After Selby's scientists accepted Kovach's flower they asked him what to call it, and he told them to use his name.
"I thought, well why not? I've worked long and hard; it can't hurt," Kovach wrote.
Christenson says naming it kovachii was tantamount to saying, "Hey, come arrest me!"
Three months later U.S. Fish and Wildlife Service officers raided Kovach's greenhouse. Then they hit Selby with a grand jury subpoena.
Kovach contends he didn't need a permit because he wasn't transporting the orchid for commercial purposes, an argument experts don't buy.
"His claim is nonsense," said Ned Nash of the American Orchid Society.
Selby's legal problems are more complicated.
Kovach left the orchid at Selby Gardens. After Selby's scientists finished, they shipped it to a museum in Peru without a permit.
"In the strictest sense of the word, they broke the law," Nash said.
They also did not send back the entire plant.
As the scientists stood around Kovach's orchid "it began striking everyone that this was the last they were going to see of this," said Tucker, Selby's consultant. "It was taken from a high altitude in Peru and it was not going to survive in Sarasota. And someone said, "Why kill the last condor?' "
So one Selby expert, John Atwood, took a piece to his home in Vermont to see if it would grow, Tucker said. Federal officials have now confiscated it.
Selby officials were caught off guard by the investigation. Then-director Meg Lowman, a rain forest biologist who wrote a critically acclaimed memoir called Life in the Trees, was not even in town when Kovach showed up with his orchid.
But she became the orchid's first casualty.
For two years Lowman was the target of repeated sniping from Selby's chairman, a prominent orchid grower named Bob Scully who four years ago was banned from Selby's greenhouses over complaints of sexual harassment and other problems.
According to Lowman's attorney, Robert Rivas, Scully was informed by Selby's experts about Kovach's orchid the day after it arrived, and he "enthusiastically endorsed" rushing the news into print, even meeting with the orchid experts to discuss it.
When Selby's board learned of the federal investigation, board members asked Scully to deal with it, said former board member Bob Richardson.
"We were always hopeful this thing was going to blow away," Richardson said. "It just kept escalating as time went on."
Tension among board members escalated, too. For Richardson, the last straw came when "we were sitting in a meeting with the board and Scully was saying he thought Meg hadn't told the truth about what happened."

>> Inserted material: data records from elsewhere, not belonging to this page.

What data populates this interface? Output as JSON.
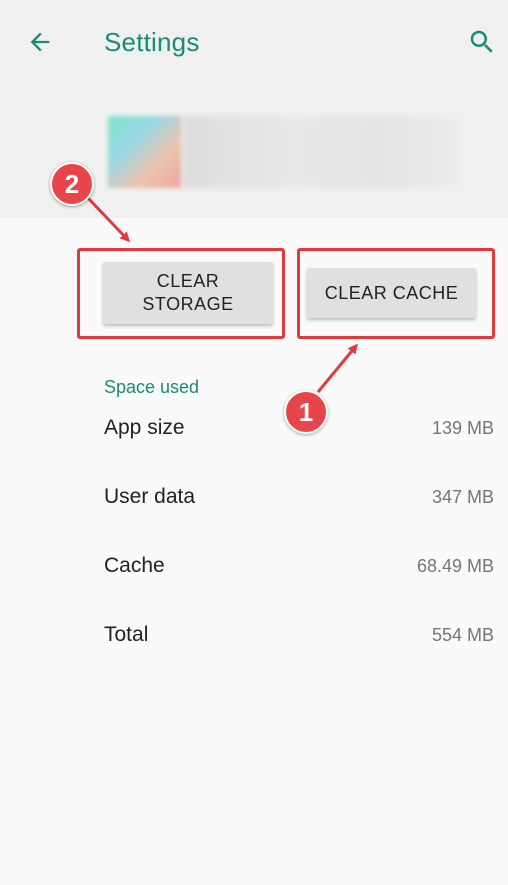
{
  "toolbar": {
    "title": "Settings",
    "back_icon": "arrow-back-icon",
    "search_icon": "search-icon"
  },
  "actions": {
    "clear_storage": "CLEAR STORAGE",
    "clear_cache": "CLEAR CACHE"
  },
  "annotations": {
    "step_cache": "1",
    "step_storage": "2"
  },
  "space_used": {
    "title": "Space used",
    "rows": [
      {
        "label": "App size",
        "value": "139 MB"
      },
      {
        "label": "User data",
        "value": "347 MB"
      },
      {
        "label": "Cache",
        "value": "68.49 MB"
      },
      {
        "label": "Total",
        "value": "554 MB"
      }
    ]
  },
  "colors": {
    "accent": "#1a8a7a",
    "annotation": "#e03a3e"
  }
}
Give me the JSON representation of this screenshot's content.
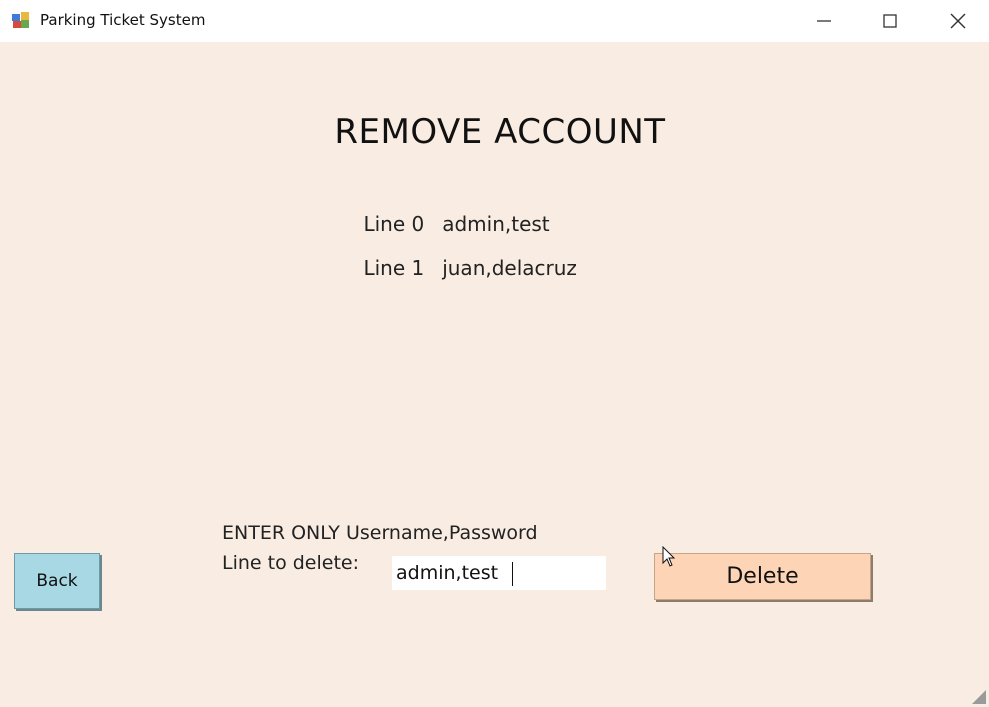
{
  "window": {
    "title": "Parking Ticket System",
    "icon": "app-icon",
    "controls": [
      "minimize-icon",
      "maximize-icon",
      "close-icon"
    ]
  },
  "heading": "REMOVE ACCOUNT",
  "lines": [
    {
      "label": "Line 0",
      "value": "admin,test"
    },
    {
      "label": "Line 1",
      "value": "juan,delacruz"
    }
  ],
  "form": {
    "instruction": "ENTER ONLY Username,Password",
    "line_label": "Line to delete:",
    "input_value": "admin,test"
  },
  "buttons": {
    "back": "Back",
    "delete": "Delete"
  },
  "colors": {
    "background": "#f9ede3",
    "back_button": "#a7d8e4",
    "delete_button": "#fdd5b6"
  }
}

Richardson quit. He had pledged $100,000 to Selby, but plans to give it to Lowman for her legal defense. Then Lowman was forced out, along with board members who supported her. Several have vowed to withhold donations worth hundreds of thousands of dollars.
In Peru, the government posted fliers in the airports warning against smuggling the new orchid. But collectors stripped the site where Kovach's three plants came from, and the plants are selling for $1,000 each in Europe, said Harold Koopowitz, editor of Orchid Digest.
Five months ago, though, Koopowitz saw 1,000 more growing on a remote cliff in the Andes. Their best protection is their location. Getting to them, Koopowitz wrote, required making what he called "the hike from hell."
One person who hopes to profit from this is The Adventurer. When Kovach flew to Selby he left two of his orchids with Moore, who later paid local farmers to gather about 200 more for his nursery. The Moores now await the day when trade in them will be legal and lucrative.
Most people connected to the case declined to comment. Kovach, who initially was talking to the New York Times, Washington Post and People, now refuses all interview requests as he awaits the grand jury's decision.
"My life is ruined," he told People. "The bottom line is, it's just a flower. Everybody's lost their mind."
- Times staff writers Graham Brink and David Adams and researchers Caryn Baird and Cathy Wos contributed to this report.